I agreed to let go of an outside career and became a full time mother when our child was born, yet that action went completely unacknowledged and unappreciated; biting me in the ass years later while attempting to build an entrepreneurial career and seeking spousal support towards the endeavor.
The initial love did not last because it was based on a set of superficial, unconscious conditions and expectations neither of us had ever verbalized until the marriage became a state of emergency through attempting outside counsel to put it back together.
In hindsight, we simply never built a lasting commitment of well-being in our relationship and that reality slowly seeped into our communications by creating numerous rips and tears in the fabric of our particular circumstances. The marriage became in paper only while we endured one another out of a conditional obligation of co-parenting three kids.
In that marriage I discovered how hidden conditions and expectations can wreck havoc on relationships designed to expand and grow. Human beings just don’t stay the same, regardless of the appearances of daily habits and behaviors. We arrive as souls designed to evolve through life’s ever-changing circumstances, and if we don’t, we end up stunting our natural, evolutionary process.
Nature is wise in the teaching of there always being a season for everything.
I learned a lot about owning and expressing my needs, wants and desires in my second marriage.

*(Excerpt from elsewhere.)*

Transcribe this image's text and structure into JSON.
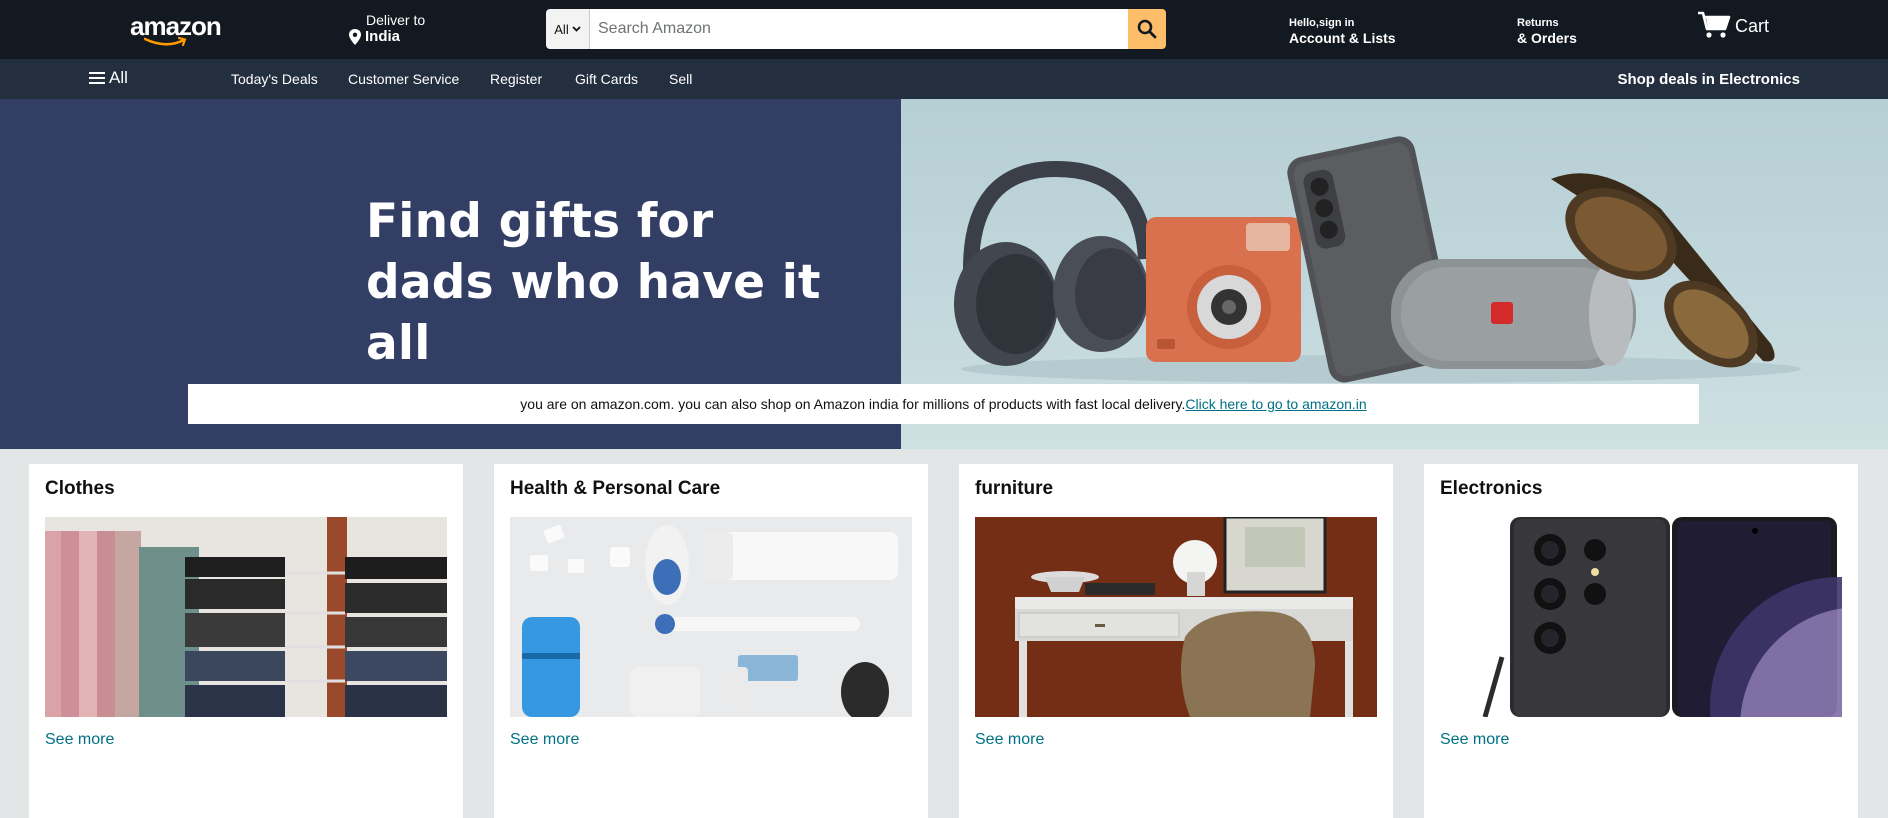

Life in that relationship helped create healthier boundaries regarding self love and acceptance, as well as a daily regime that nurtures, honors and acknowledges inherent value and worth; regardless of anyone else’s opinion or validation.
Regardless of two divorces, I’m still open to romantic love with a man as it can be fun and sexy with the right partner; yet that path has to begin with ourselves, as it’s the only way to know for sure whether or not the love and honor we exchange is of equal measure.
If you find yourself in a relationship that is neither growing, nor expanding, I invite you both to do yourselves a favor; either find your way back to the love that attracted you in the first place, or part ways in the most amicable way possible.
For an interesting article regarding when it may be time for couple's therapy
Life is too short and love is to precious to simply endure, or exist within a dying or broken down relationship.
Til Next Time,